Page and application data records:

┌────────

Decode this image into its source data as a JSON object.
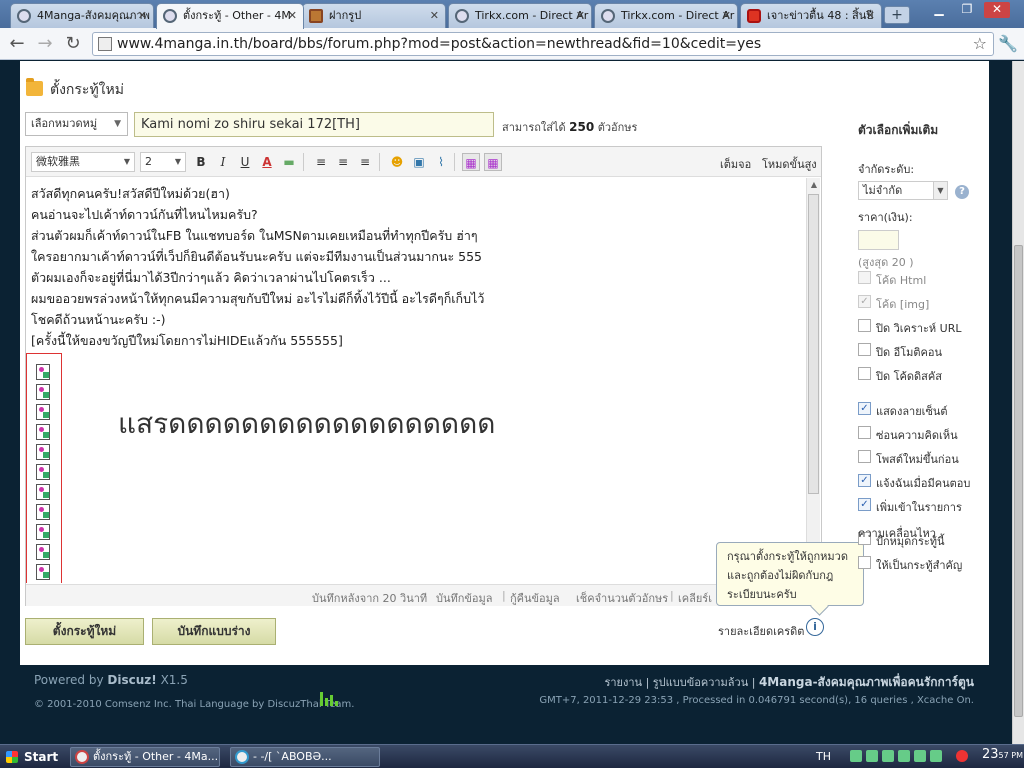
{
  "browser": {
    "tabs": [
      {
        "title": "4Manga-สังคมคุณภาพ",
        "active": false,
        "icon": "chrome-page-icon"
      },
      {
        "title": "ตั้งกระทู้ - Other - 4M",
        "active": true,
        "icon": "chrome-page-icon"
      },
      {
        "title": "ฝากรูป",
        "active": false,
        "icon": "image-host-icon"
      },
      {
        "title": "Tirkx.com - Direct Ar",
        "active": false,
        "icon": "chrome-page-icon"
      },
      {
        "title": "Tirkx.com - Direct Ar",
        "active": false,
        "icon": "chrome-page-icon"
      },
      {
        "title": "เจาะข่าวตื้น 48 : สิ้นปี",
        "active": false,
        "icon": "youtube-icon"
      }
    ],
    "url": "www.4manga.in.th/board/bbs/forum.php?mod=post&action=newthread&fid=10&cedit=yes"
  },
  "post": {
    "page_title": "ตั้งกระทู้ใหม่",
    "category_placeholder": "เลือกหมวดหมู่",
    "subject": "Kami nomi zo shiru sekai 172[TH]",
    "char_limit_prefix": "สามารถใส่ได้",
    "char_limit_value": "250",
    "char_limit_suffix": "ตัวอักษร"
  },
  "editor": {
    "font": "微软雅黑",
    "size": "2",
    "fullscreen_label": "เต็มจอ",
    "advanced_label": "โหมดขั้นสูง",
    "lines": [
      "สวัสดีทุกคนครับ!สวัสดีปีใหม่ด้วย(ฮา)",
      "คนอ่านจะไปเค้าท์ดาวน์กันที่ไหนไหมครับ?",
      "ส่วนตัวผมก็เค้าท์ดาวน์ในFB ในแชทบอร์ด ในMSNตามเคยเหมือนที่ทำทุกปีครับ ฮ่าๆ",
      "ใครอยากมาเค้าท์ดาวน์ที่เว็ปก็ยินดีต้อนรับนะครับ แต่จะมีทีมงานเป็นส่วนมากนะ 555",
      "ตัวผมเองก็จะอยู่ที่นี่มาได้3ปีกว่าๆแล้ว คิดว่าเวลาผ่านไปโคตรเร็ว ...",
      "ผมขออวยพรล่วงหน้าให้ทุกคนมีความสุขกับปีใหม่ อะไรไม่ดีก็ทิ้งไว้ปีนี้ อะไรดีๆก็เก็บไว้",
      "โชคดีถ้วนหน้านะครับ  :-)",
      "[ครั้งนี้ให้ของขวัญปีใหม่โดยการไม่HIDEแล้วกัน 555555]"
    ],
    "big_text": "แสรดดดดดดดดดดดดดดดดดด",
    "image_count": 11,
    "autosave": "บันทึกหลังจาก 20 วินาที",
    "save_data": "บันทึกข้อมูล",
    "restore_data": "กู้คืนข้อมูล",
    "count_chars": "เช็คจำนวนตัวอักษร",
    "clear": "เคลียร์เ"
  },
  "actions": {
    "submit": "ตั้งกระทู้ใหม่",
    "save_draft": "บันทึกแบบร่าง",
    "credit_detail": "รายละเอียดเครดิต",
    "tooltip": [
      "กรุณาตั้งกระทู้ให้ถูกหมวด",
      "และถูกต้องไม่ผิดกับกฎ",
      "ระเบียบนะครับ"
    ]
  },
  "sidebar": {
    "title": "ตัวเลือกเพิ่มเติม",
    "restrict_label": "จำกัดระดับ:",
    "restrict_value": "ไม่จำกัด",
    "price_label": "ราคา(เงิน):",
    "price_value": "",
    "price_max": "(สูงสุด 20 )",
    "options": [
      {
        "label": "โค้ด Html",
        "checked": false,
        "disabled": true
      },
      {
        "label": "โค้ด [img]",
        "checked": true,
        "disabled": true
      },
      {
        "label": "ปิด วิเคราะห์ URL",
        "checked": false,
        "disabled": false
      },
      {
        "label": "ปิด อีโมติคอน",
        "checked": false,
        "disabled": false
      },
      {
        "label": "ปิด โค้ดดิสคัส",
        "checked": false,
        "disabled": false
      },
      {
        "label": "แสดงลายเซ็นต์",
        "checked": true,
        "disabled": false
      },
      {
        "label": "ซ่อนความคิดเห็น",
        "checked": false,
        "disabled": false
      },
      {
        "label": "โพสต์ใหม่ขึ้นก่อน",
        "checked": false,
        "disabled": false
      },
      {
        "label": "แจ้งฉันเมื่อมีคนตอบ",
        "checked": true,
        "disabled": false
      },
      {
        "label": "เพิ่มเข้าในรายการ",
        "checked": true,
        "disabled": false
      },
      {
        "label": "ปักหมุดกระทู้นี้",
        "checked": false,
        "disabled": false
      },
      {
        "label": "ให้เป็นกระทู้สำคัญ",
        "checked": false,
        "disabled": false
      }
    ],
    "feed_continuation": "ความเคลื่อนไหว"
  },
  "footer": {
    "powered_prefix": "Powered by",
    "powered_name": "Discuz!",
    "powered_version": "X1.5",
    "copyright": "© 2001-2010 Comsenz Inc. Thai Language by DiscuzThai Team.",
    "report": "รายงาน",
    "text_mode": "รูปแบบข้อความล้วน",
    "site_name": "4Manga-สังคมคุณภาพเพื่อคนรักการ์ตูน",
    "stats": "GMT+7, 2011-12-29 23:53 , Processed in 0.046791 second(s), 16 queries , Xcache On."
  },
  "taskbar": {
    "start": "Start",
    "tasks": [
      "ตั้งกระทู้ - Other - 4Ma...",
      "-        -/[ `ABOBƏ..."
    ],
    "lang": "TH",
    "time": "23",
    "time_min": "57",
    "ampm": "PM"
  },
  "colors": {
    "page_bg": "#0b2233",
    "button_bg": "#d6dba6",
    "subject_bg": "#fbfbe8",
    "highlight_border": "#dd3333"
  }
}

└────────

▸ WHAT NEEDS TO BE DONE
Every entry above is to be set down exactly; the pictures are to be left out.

▸ ANSWER BOX
Decode this image into its source data as a JSON object.
{
  "browser": {
    "tabs": [
      {
        "title": "4Manga-สังคมคุณภาพ",
        "active": false,
        "icon": "chrome-page-icon"
      },
      {
        "title": "ตั้งกระทู้ - Other - 4M",
        "active": true,
        "icon": "chrome-page-icon"
      },
      {
        "title": "ฝากรูป",
        "active": false,
        "icon": "image-host-icon"
      },
      {
        "title": "Tirkx.com - Direct Ar",
        "active": false,
        "icon": "chrome-page-icon"
      },
      {
        "title": "Tirkx.com - Direct Ar",
        "active": false,
        "icon": "chrome-page-icon"
      },
      {
        "title": "เจาะข่าวตื้น 48 : สิ้นปี",
        "active": false,
        "icon": "youtube-icon"
      }
    ],
    "url": "www.4manga.in.th/board/bbs/forum.php?mod=post&action=newthread&fid=10&cedit=yes"
  },
  "post": {
    "page_title": "ตั้งกระทู้ใหม่",
    "category_placeholder": "เลือกหมวดหมู่",
    "subject": "Kami nomi zo shiru sekai 172[TH]",
    "char_limit_prefix": "สามารถใส่ได้",
    "char_limit_value": "250",
    "char_limit_suffix": "ตัวอักษร"
  },
  "editor": {
    "font": "微软雅黑",
    "size": "2",
    "fullscreen_label": "เต็มจอ",
    "advanced_label": "โหมดขั้นสูง",
    "lines": [
      "สวัสดีทุกคนครับ!สวัสดีปีใหม่ด้วย(ฮา)",
      "คนอ่านจะไปเค้าท์ดาวน์กันที่ไหนไหมครับ?",
      "ส่วนตัวผมก็เค้าท์ดาวน์ในFB ในแชทบอร์ด ในMSNตามเคยเหมือนที่ทำทุกปีครับ ฮ่าๆ",
      "ใครอยากมาเค้าท์ดาวน์ที่เว็ปก็ยินดีต้อนรับนะครับ แต่จะมีทีมงานเป็นส่วนมากนะ 555",
      "ตัวผมเองก็จะอยู่ที่นี่มาได้3ปีกว่าๆแล้ว คิดว่าเวลาผ่านไปโคตรเร็ว ...",
      "ผมขออวยพรล่วงหน้าให้ทุกคนมีความสุขกับปีใหม่ อะไรไม่ดีก็ทิ้งไว้ปีนี้ อะไรดีๆก็เก็บไว้",
      "โชคดีถ้วนหน้านะครับ  :-)",
      "[ครั้งนี้ให้ของขวัญปีใหม่โดยการไม่HIDEแล้วกัน 555555]"
    ],
    "big_text": "แสรดดดดดดดดดดดดดดดดดด",
    "image_count": 11,
    "autosave": "บันทึกหลังจาก 20 วินาที",
    "save_data": "บันทึกข้อมูล",
    "restore_data": "กู้คืนข้อมูล",
    "count_chars": "เช็คจำนวนตัวอักษร",
    "clear": "เคลียร์เ"
  },
  "actions": {
    "submit": "ตั้งกระทู้ใหม่",
    "save_draft": "บันทึกแบบร่าง",
    "credit_detail": "รายละเอียดเครดิต",
    "tooltip": [
      "กรุณาตั้งกระทู้ให้ถูกหมวด",
      "และถูกต้องไม่ผิดกับกฎ",
      "ระเบียบนะครับ"
    ]
  },
  "sidebar": {
    "title": "ตัวเลือกเพิ่มเติม",
    "restrict_label": "จำกัดระดับ:",
    "restrict_value": "ไม่จำกัด",
    "price_label": "ราคา(เงิน):",
    "price_value": "",
    "price_max": "(สูงสุด 20 )",
    "options": [
      {
        "label": "โค้ด Html",
        "checked": false,
        "disabled": true
      },
      {
        "label": "โค้ด [img]",
        "checked": true,
        "disabled": true
      },
      {
        "label": "ปิด วิเคราะห์ URL",
        "checked": false,
        "disabled": false
      },
      {
        "label": "ปิด อีโมติคอน",
        "checked": false,
        "disabled": false
      },
      {
        "label": "ปิด โค้ดดิสคัส",
        "checked": false,
        "disabled": false
      },
      {
        "label": "แสดงลายเซ็นต์",
        "checked": true,
        "disabled": false
      },
      {
        "label": "ซ่อนความคิดเห็น",
        "checked": false,
        "disabled": false
      },
      {
        "label": "โพสต์ใหม่ขึ้นก่อน",
        "checked": false,
        "disabled": false
      },
      {
        "label": "แจ้งฉันเมื่อมีคนตอบ",
        "checked": true,
        "disabled": false
      },
      {
        "label": "เพิ่มเข้าในรายการ",
        "checked": true,
        "disabled": false
      },
      {
        "label": "ปักหมุดกระทู้นี้",
        "checked": false,
        "disabled": false
      },
      {
        "label": "ให้เป็นกระทู้สำคัญ",
        "checked": false,
        "disabled": false
      }
    ],
    "feed_continuation": "ความเคลื่อนไหว"
  },
  "footer": {
    "powered_prefix": "Powered by",
    "powered_name": "Discuz!",
    "powered_version": "X1.5",
    "copyright": "© 2001-2010 Comsenz Inc. Thai Language by DiscuzThai Team.",
    "report": "รายงาน",
    "text_mode": "รูปแบบข้อความล้วน",
    "site_name": "4Manga-สังคมคุณภาพเพื่อคนรักการ์ตูน",
    "stats": "GMT+7, 2011-12-29 23:53 , Processed in 0.046791 second(s), 16 queries , Xcache On."
  },
  "taskbar": {
    "start": "Start",
    "tasks": [
      "ตั้งกระทู้ - Other - 4Ma...",
      "-        -/[ `ABOBƏ..."
    ],
    "lang": "TH",
    "time": "23",
    "time_min": "57",
    "ampm": "PM"
  },
  "colors": {
    "page_bg": "#0b2233",
    "button_bg": "#d6dba6",
    "subject_bg": "#fbfbe8",
    "highlight_border": "#dd3333"
  }
}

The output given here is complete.